**To do:**
Among the entries below, find every line that has "icon" and pull it out.
---------- Extracted material ----------
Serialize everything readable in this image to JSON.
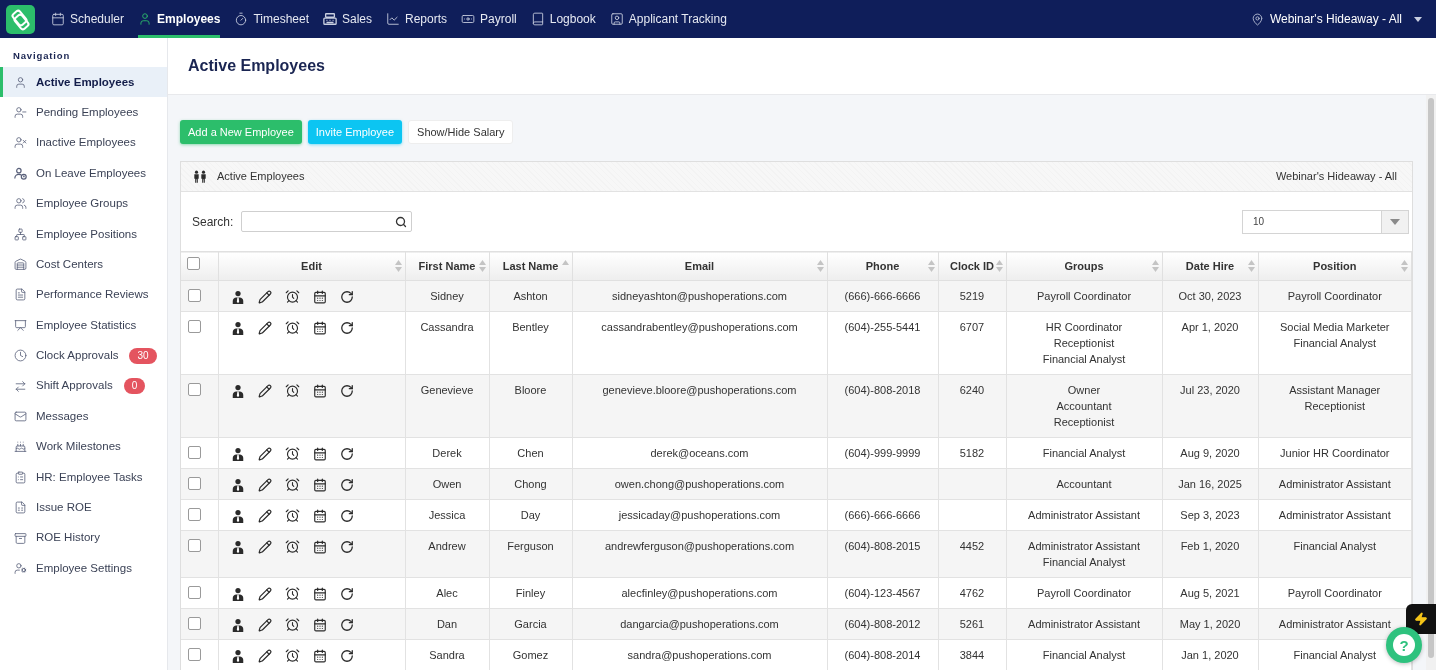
{
  "top_nav": {
    "items": [
      {
        "label": "Scheduler",
        "selected": false
      },
      {
        "label": "Employees",
        "selected": true
      },
      {
        "label": "Timesheet",
        "selected": false
      },
      {
        "label": "Sales",
        "selected": false
      },
      {
        "label": "Reports",
        "selected": false
      },
      {
        "label": "Payroll",
        "selected": false
      },
      {
        "label": "Logbook",
        "selected": false
      },
      {
        "label": "Applicant Tracking",
        "selected": false
      }
    ],
    "location": "Webinar's Hideaway - All"
  },
  "sidebar": {
    "heading": "Navigation",
    "items": [
      {
        "label": "Active Employees",
        "selected": true
      },
      {
        "label": "Pending Employees",
        "selected": false
      },
      {
        "label": "Inactive Employees",
        "selected": false
      },
      {
        "label": "On Leave Employees",
        "selected": false
      },
      {
        "label": "Employee Groups",
        "selected": false
      },
      {
        "label": "Employee Positions",
        "selected": false
      },
      {
        "label": "Cost Centers",
        "selected": false
      },
      {
        "label": "Performance Reviews",
        "selected": false
      },
      {
        "label": "Employee Statistics",
        "selected": false
      },
      {
        "label": "Clock Approvals",
        "selected": false,
        "badge": "30"
      },
      {
        "label": "Shift Approvals",
        "selected": false,
        "badge": "0"
      },
      {
        "label": "Messages",
        "selected": false
      },
      {
        "label": "Work Milestones",
        "selected": false
      },
      {
        "label": "HR: Employee Tasks",
        "selected": false
      },
      {
        "label": "Issue ROE",
        "selected": false
      },
      {
        "label": "ROE History",
        "selected": false
      },
      {
        "label": "Employee Settings",
        "selected": false
      }
    ]
  },
  "page_title": "Active Employees",
  "actions": [
    {
      "label": "Add a New Employee",
      "kind": "primary"
    },
    {
      "label": "Invite Employee",
      "kind": "info"
    },
    {
      "label": "Show/Hide Salary",
      "kind": "plain"
    }
  ],
  "panel": {
    "title": "Active Employees",
    "location": "Webinar's Hideaway - All"
  },
  "search": {
    "label": "Search:"
  },
  "page_size": {
    "value": "10"
  },
  "table": {
    "select_all": {
      "checked": false
    },
    "columns": [
      {
        "label": "Edit",
        "sorted": false
      },
      {
        "label": "First Name",
        "sorted": false
      },
      {
        "label": "Last Name",
        "sorted": true
      },
      {
        "label": "Email",
        "sorted": false
      },
      {
        "label": "Phone",
        "sorted": false
      },
      {
        "label": "Clock ID",
        "sorted": false
      },
      {
        "label": "Groups",
        "sorted": false
      },
      {
        "label": "Date Hire",
        "sorted": false
      },
      {
        "label": "Position",
        "sorted": false
      }
    ],
    "rows": [
      {
        "checked": false,
        "first_name": "Sidney",
        "last_name": "Ashton",
        "email": "sidneyashton@pushoperations.com",
        "phone": "(666)-666-6666",
        "clock_id": "5219",
        "groups": [
          "Payroll Coordinator"
        ],
        "date_hire": "Oct 30, 2023",
        "position": [
          "Payroll Coordinator"
        ]
      },
      {
        "checked": false,
        "first_name": "Cassandra",
        "last_name": "Bentley",
        "email": "cassandrabentley@pushoperations.com",
        "phone": "(604)-255-5441",
        "clock_id": "6707",
        "groups": [
          "HR Coordinator",
          "Receptionist",
          "Financial Analyst"
        ],
        "date_hire": "Apr 1, 2020",
        "position": [
          "Social Media Marketer",
          "Financial Analyst"
        ]
      },
      {
        "checked": false,
        "first_name": "Genevieve",
        "last_name": "Bloore",
        "email": "genevieve.bloore@pushoperations.com",
        "phone": "(604)-808-2018",
        "clock_id": "6240",
        "groups": [
          "Owner",
          "Accountant",
          "Receptionist"
        ],
        "date_hire": "Jul 23, 2020",
        "position": [
          "Assistant Manager",
          "Receptionist"
        ]
      },
      {
        "checked": false,
        "first_name": "Derek",
        "last_name": "Chen",
        "email": "derek@oceans.com",
        "phone": "(604)-999-9999",
        "clock_id": "5182",
        "groups": [
          "Financial Analyst"
        ],
        "date_hire": "Aug 9, 2020",
        "position": [
          "Junior HR Coordinator"
        ]
      },
      {
        "checked": false,
        "first_name": "Owen",
        "last_name": "Chong",
        "email": "owen.chong@pushoperations.com",
        "groups": [
          "Accountant"
        ],
        "date_hire": "Jan 16, 2025",
        "position": [
          "Administrator Assistant"
        ]
      },
      {
        "checked": false,
        "first_name": "Jessica",
        "last_name": "Day",
        "email": "jessicaday@pushoperations.com",
        "phone": "(666)-666-6666",
        "groups": [
          "Administrator Assistant"
        ],
        "date_hire": "Sep 3, 2023",
        "position": [
          "Administrator Assistant"
        ]
      },
      {
        "checked": false,
        "first_name": "Andrew",
        "last_name": "Ferguson",
        "email": "andrewferguson@pushoperations.com",
        "phone": "(604)-808-2015",
        "clock_id": "4452",
        "groups": [
          "Administrator Assistant",
          "Financial Analyst"
        ],
        "date_hire": "Feb 1, 2020",
        "position": [
          "Financial Analyst"
        ]
      },
      {
        "checked": false,
        "first_name": "Alec",
        "last_name": "Finley",
        "email": "alecfinley@pushoperations.com",
        "phone": "(604)-123-4567",
        "clock_id": "4762",
        "groups": [
          "Payroll Coordinator"
        ],
        "date_hire": "Aug 5, 2021",
        "position": [
          "Payroll Coordinator"
        ]
      },
      {
        "checked": false,
        "first_name": "Dan",
        "last_name": "Garcia",
        "email": "dangarcia@pushoperations.com",
        "phone": "(604)-808-2012",
        "clock_id": "5261",
        "groups": [
          "Administrator Assistant"
        ],
        "date_hire": "May 1, 2020",
        "position": [
          "Administrator Assistant"
        ]
      },
      {
        "checked": false,
        "first_name": "Sandra",
        "last_name": "Gomez",
        "email": "sandra@pushoperations.com",
        "phone": "(604)-808-2014",
        "clock_id": "3844",
        "groups": [
          "Financial Analyst"
        ],
        "date_hire": "Jan 1, 2020",
        "position": [
          "Financial Analyst"
        ]
      }
    ]
  },
  "help_button": {
    "label": "?"
  }
}
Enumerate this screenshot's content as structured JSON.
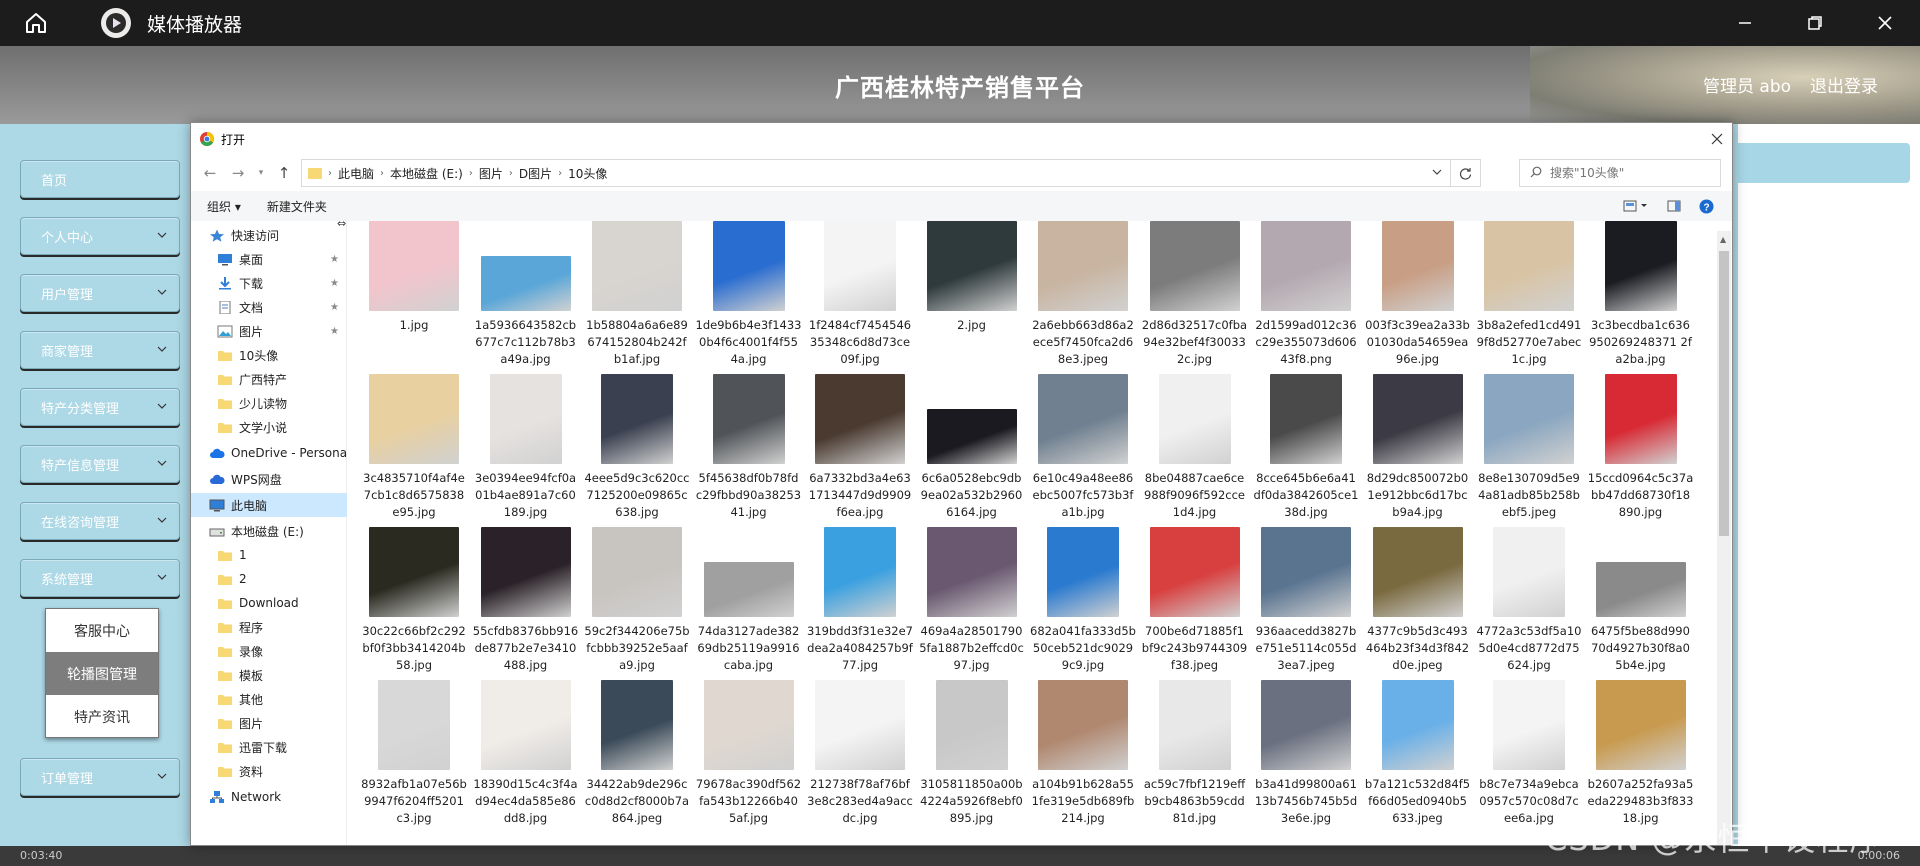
{
  "titlebar": {
    "app_title": "媒体播放器",
    "home_icon": "home-icon",
    "play_icon": "play-circle-icon"
  },
  "header": {
    "site_title": "广西桂林特产销售平台",
    "admin_label": "管理员 abo",
    "logout_label": "退出登录"
  },
  "sidebar": {
    "items": [
      {
        "label": "首页",
        "has_chevron": false
      },
      {
        "label": "个人中心",
        "has_chevron": true
      },
      {
        "label": "用户管理",
        "has_chevron": true
      },
      {
        "label": "商家管理",
        "has_chevron": true
      },
      {
        "label": "特产分类管理",
        "has_chevron": true
      },
      {
        "label": "特产信息管理",
        "has_chevron": true
      },
      {
        "label": "在线咨询管理",
        "has_chevron": true
      },
      {
        "label": "系统管理",
        "has_chevron": true
      },
      {
        "label": "订单管理",
        "has_chevron": true
      }
    ],
    "submenu": [
      {
        "label": "客服中心",
        "active": false
      },
      {
        "label": "轮播图管理",
        "active": true
      },
      {
        "label": "特产资讯",
        "active": false
      }
    ]
  },
  "dialog": {
    "title": "打开",
    "breadcrumb": [
      "此电脑",
      "本地磁盘 (E:)",
      "图片",
      "D图片",
      "10头像"
    ],
    "search_placeholder": "搜索\"10头像\"",
    "toolbar": {
      "organize": "组织 ▾",
      "new_folder": "新建文件夹"
    },
    "nav": [
      {
        "label": "快速访问",
        "type": "star",
        "indent": 1,
        "pin": false
      },
      {
        "label": "桌面",
        "type": "desktop",
        "indent": 2,
        "pin": true
      },
      {
        "label": "下载",
        "type": "download",
        "indent": 2,
        "pin": true
      },
      {
        "label": "文档",
        "type": "doc",
        "indent": 2,
        "pin": true
      },
      {
        "label": "图片",
        "type": "pic",
        "indent": 2,
        "pin": true
      },
      {
        "label": "10头像",
        "type": "folder",
        "indent": 2,
        "pin": false
      },
      {
        "label": "广西特产",
        "type": "folder",
        "indent": 2,
        "pin": false
      },
      {
        "label": "少儿读物",
        "type": "folder",
        "indent": 2,
        "pin": false
      },
      {
        "label": "文学小说",
        "type": "folder",
        "indent": 2,
        "pin": false
      },
      {
        "label": "",
        "type": "gap",
        "indent": 0,
        "pin": false
      },
      {
        "label": "OneDrive - Personal",
        "type": "cloud",
        "indent": 1,
        "pin": false
      },
      {
        "label": "",
        "type": "gap",
        "indent": 0,
        "pin": false
      },
      {
        "label": "WPS网盘",
        "type": "cloud2",
        "indent": 1,
        "pin": false
      },
      {
        "label": "",
        "type": "gap",
        "indent": 0,
        "pin": false
      },
      {
        "label": "此电脑",
        "type": "pc",
        "indent": 1,
        "pin": false,
        "selected": true
      },
      {
        "label": "",
        "type": "gap",
        "indent": 0,
        "pin": false
      },
      {
        "label": "本地磁盘 (E:)",
        "type": "drive",
        "indent": 1,
        "pin": false
      },
      {
        "label": "1",
        "type": "folder",
        "indent": 2,
        "pin": false
      },
      {
        "label": "2",
        "type": "folder",
        "indent": 2,
        "pin": false
      },
      {
        "label": "Download",
        "type": "folder",
        "indent": 2,
        "pin": false
      },
      {
        "label": "程序",
        "type": "folder",
        "indent": 2,
        "pin": false
      },
      {
        "label": "录像",
        "type": "folder",
        "indent": 2,
        "pin": false
      },
      {
        "label": "模板",
        "type": "folder",
        "indent": 2,
        "pin": false
      },
      {
        "label": "其他",
        "type": "folder",
        "indent": 2,
        "pin": false
      },
      {
        "label": "图片",
        "type": "folder",
        "indent": 2,
        "pin": false
      },
      {
        "label": "迅雷下载",
        "type": "folder",
        "indent": 2,
        "pin": false
      },
      {
        "label": "资料",
        "type": "folder",
        "indent": 2,
        "pin": false
      },
      {
        "label": "",
        "type": "gap",
        "indent": 0,
        "pin": false
      },
      {
        "label": "Network",
        "type": "net",
        "indent": 1,
        "pin": false
      }
    ],
    "files": [
      [
        {
          "name": "1.jpg",
          "color": "#f2c4cc",
          "shape": "tall"
        },
        {
          "name": "1a5936643582cb677c7c112b78b3a49a.jpg",
          "color": "#5aa6d8",
          "shape": "wide"
        },
        {
          "name": "1b58804a6a6e89674152804b242fb1af.jpg",
          "color": "#d8d4d0",
          "shape": "tall"
        },
        {
          "name": "1de9b6b4e3f14330b4f6c4001f4f554a.jpg",
          "color": "#2a6dd0",
          "shape": "portrait"
        },
        {
          "name": "1f2484cf745454635348c6d8d73ce09f.jpg",
          "color": "#f4f4f4",
          "shape": "portrait"
        },
        {
          "name": "2.jpg",
          "color": "#2e3a3c",
          "shape": "tall"
        },
        {
          "name": "2a6ebb663d86a2ece5f7450fca2d68e3.jpeg",
          "color": "#c8b4a0",
          "shape": "tall"
        },
        {
          "name": "2d86d32517c0fba94e32bef4f300332c.jpg",
          "color": "#7c7c7c",
          "shape": "tall"
        },
        {
          "name": "2d1599ad012c36c29e355073d60643f8.png",
          "color": "#b4a8b0",
          "shape": "tall"
        },
        {
          "name": "003f3c39ea2a33b01030da54659ea96e.jpg",
          "color": "#c89e84",
          "shape": "portrait"
        },
        {
          "name": "3b8a2efed1cd4919f8d52770e7abec1c.jpg",
          "color": "#d8c4a4",
          "shape": "tall"
        },
        {
          "name": "3c3becdba1c636950269248371 2fa2ba.jpg",
          "color": "#1a1c22",
          "shape": "portrait"
        }
      ],
      [
        {
          "name": "3c4835710f4af4e7cb1c8d6575838e95.jpg",
          "color": "#e8d0a0",
          "shape": "tall"
        },
        {
          "name": "3e0394ee94fcf0a01b4ae891a7c60189.jpg",
          "color": "#e6e2e0",
          "shape": "portrait"
        },
        {
          "name": "4eee5d9c3c620cc7125200e09865c638.jpg",
          "color": "#3a4050",
          "shape": "portrait"
        },
        {
          "name": "5f45638df0b78fdc29fbbd90a3825341.jpg",
          "color": "#505458",
          "shape": "portrait"
        },
        {
          "name": "6a7332bd3a4e631713447d9d9909f6ea.jpg",
          "color": "#4a3a30",
          "shape": "tall"
        },
        {
          "name": "6c6a0528ebc9db9ea02a532b29606164.jpg",
          "color": "#1a1a20",
          "shape": "wide"
        },
        {
          "name": "6e10c49a48ee86ebc5007fc573b3fa1b.jpg",
          "color": "#708090",
          "shape": "tall"
        },
        {
          "name": "8be04887cae6ce988f9096f592cce1d4.jpg",
          "color": "#f0f0f0",
          "shape": "portrait"
        },
        {
          "name": "8cce645b6e6a41df0da3842605ce138d.jpg",
          "color": "#4a4a4a",
          "shape": "portrait"
        },
        {
          "name": "8d29dc850072b01e912bbc6d17bcb9a4.jpg",
          "color": "#3c3a44",
          "shape": "tall"
        },
        {
          "name": "8e8e130709d5e94a81adb85b258bebf5.jpeg",
          "color": "#8aa6c0",
          "shape": "tall"
        },
        {
          "name": "15ccd0964c5c37abb47dd68730f18890.jpg",
          "color": "#d82a34",
          "shape": "portrait"
        }
      ],
      [
        {
          "name": "30c22c66bf2c292bf0f3bb3414204b58.jpg",
          "color": "#2a2a20",
          "shape": "tall"
        },
        {
          "name": "55cfdb8376bb916de877b2e7e3410488.jpg",
          "color": "#2a2228",
          "shape": "tall"
        },
        {
          "name": "59c2f344206e75bfcbbb39252e5aafa9.jpg",
          "color": "#c8c4c0",
          "shape": "tall"
        },
        {
          "name": "74da3127ade38269db25119a9916caba.jpg",
          "color": "#a0a0a0",
          "shape": "wide"
        },
        {
          "name": "319bdd3f31e32e7dea2a4084257b9f77.jpg",
          "color": "#3aa0e0",
          "shape": "portrait"
        },
        {
          "name": "469a4a285017905fa1887b2effcd0c97.jpg",
          "color": "#6a5870",
          "shape": "tall"
        },
        {
          "name": "682a041fa333d5b50ceb521dc90299c9.jpg",
          "color": "#2a7ad0",
          "shape": "portrait"
        },
        {
          "name": "700be6d71885f1bf9c243b9744309f38.jpeg",
          "color": "#d84040",
          "shape": "tall"
        },
        {
          "name": "936aacedd3827be751e5114c055d3ea7.jpeg",
          "color": "#5a7490",
          "shape": "tall"
        },
        {
          "name": "4377c9b5d3c493464b23f34d3f842d0e.jpeg",
          "color": "#7a6a40",
          "shape": "tall"
        },
        {
          "name": "4772a3c53df5a105d0e4cd8772d75624.jpg",
          "color": "#f0f0f0",
          "shape": "portrait"
        },
        {
          "name": "6475f5be88d99070d4927b30f8a05b4e.jpg",
          "color": "#8a8a8a",
          "shape": "wide"
        }
      ],
      [
        {
          "name": "8932afb1a07e56b9947f6204ff5201c3.jpg",
          "color": "#d8d8d8",
          "shape": "portrait"
        },
        {
          "name": "18390d15c4c3f4ad94ec4da585e86dd8.jpg",
          "color": "#f0ece8",
          "shape": "tall"
        },
        {
          "name": "34422ab9de296cc0d8d2cf8000b7a864.jpeg",
          "color": "#3a4a58",
          "shape": "portrait"
        },
        {
          "name": "79678ac390df562fa543b12266b405af.jpg",
          "color": "#e0d8d0",
          "shape": "tall"
        },
        {
          "name": "212738f78af76bf3e8c283ed4a9accdc.jpg",
          "color": "#f4f4f4",
          "shape": "tall"
        },
        {
          "name": "3105811850a00b4224a5926f8ebf0895.jpg",
          "color": "#c8c8c8",
          "shape": "portrait"
        },
        {
          "name": "a104b91b628a551fe319e5db689fb214.jpg",
          "color": "#b08870",
          "shape": "tall"
        },
        {
          "name": "ac59c7fbf1219effb9cb4863b59cdd81d.jpg",
          "color": "#e8e8e8",
          "shape": "portrait"
        },
        {
          "name": "b3a41d99800a6113b7456b745b5d3e6e.jpg",
          "color": "#6a7080",
          "shape": "tall"
        },
        {
          "name": "b7a121c532d84f5f66d05ed0940b5633.jpeg",
          "color": "#6ab0e8",
          "shape": "portrait"
        },
        {
          "name": "b8c7e734a9ebca0957c570c08d7cee6a.jpg",
          "color": "#f4f4f4",
          "shape": "portrait"
        },
        {
          "name": "b2607a252fa93a5eda229483b3f83318.jpg",
          "color": "#c89a50",
          "shape": "tall"
        }
      ]
    ]
  },
  "bottom": {
    "left_time": "0:03:40",
    "right_time": "0:00:06"
  },
  "watermark": "CSDN @永恒毕设程序"
}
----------
**Result:**
    "home_icon": "home-icon",
    "play_icon": "play-circle-icon"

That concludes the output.